Canadians are offended by lies in anti-bridge ads, says consulate general

By Jim Harger

GRAND RAPIDS, MI – Roy Norton, Canada’s consulate general in Detroit, said his government is offended by the campaign to sway Michigan voters against the New International Trade Crossing (NITC) his nation is offering to build.

“Nothing in those ads should be believed. Nothing,” said Norton of the multi-million dollar advertising campaign being waged by the owners of the Ambassador Bridge.

Norton was in Grand Rapids on Monday, Oct. 8, to attend former Mexican President Vincente Fox’s keynote address to the World Affairs Council of West Michigan.

He also took time to campaign against Proposal 6, a constitutional amendment that would require a public vote on the bridge project after Gov. Rick Snyder went around the legislature and signed an agreement in which Canada will build the bridge.

The biggest lie in the anti-NITC ads is that Canada may not live up to its agreement to free Michigan of any financial obligation in building the bridge, Norton said.

“We Canadians find this offensive, to suggest we’re either lying or would renege on our contract,” said Norton. “The government of Canada does not renege and does not lie to the people of Michigan.”

Meanwhile, the owners of the Ambassador Bridge reneged on their commitments to upgrade their bridge exits until they were jailed by a federal judge, Norton said.

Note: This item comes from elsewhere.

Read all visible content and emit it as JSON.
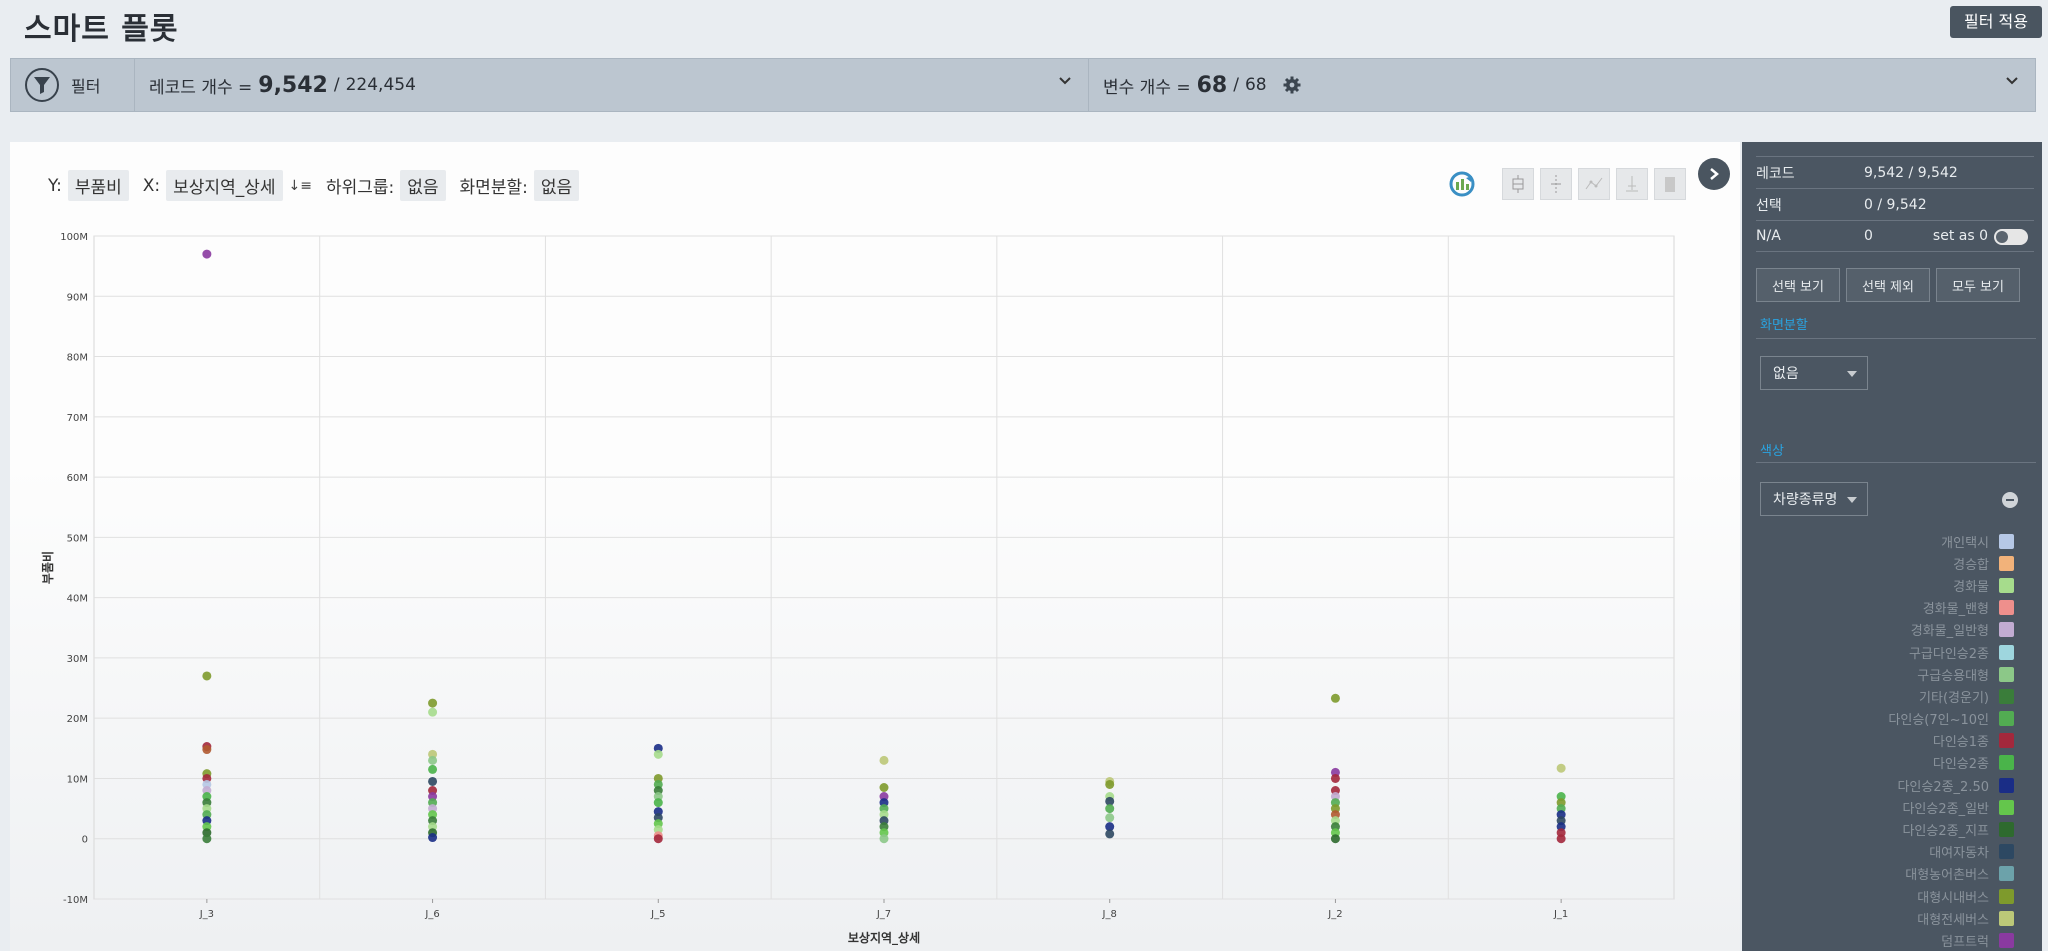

“They were carted off to jail,” said Norton, referring to a January contempt of court order against billionaire bridge owner Manuel “Matty” Moroun. “It’s a bit rich for them to imply that the Canadian government would renege on their commitment.”

Another lie is their contention that a second bridge is unnecessary, Norton said. “Their bridge is 83 years old, it carries 25 percent of all U.S.-Canada trade,” he said.

Companies that rely on the crossing for truck shipments would have to drive north to Port Huron-Sarnia or east to Niagara Falls, N.Y. if the Ambassador Bridge failed is forced to close, Norton said. “Redundancy is insurance,” he said.

Norton said the argument that the bridge should be privately held also is flawed. Of the 27 bridges that cross the U.S.-Canadian border, 25 are publicly owned. Besides the Ambassador Bridge, the only other private crossing is a logging bridge in Minnesota, he said.

NITC, which will be jointly owned by Michigan and Canada, will set the toll rates through a joint authority in which Michigan and Canada will have equal authority, Norton said.

After the Canadian government is repaid for its cost of building the bridge, Norton said Michigan will share in the toll proceeds.

Michigan legislators who refused to approve the agreement with the Canadian government are out of step with Indiana and Ohio, who approved resolutions in favor of the bridge crossing, Norton said.

Norton said he believes Michigan legislators feared they would face well-funded challengers if they went along with the NITC proposal.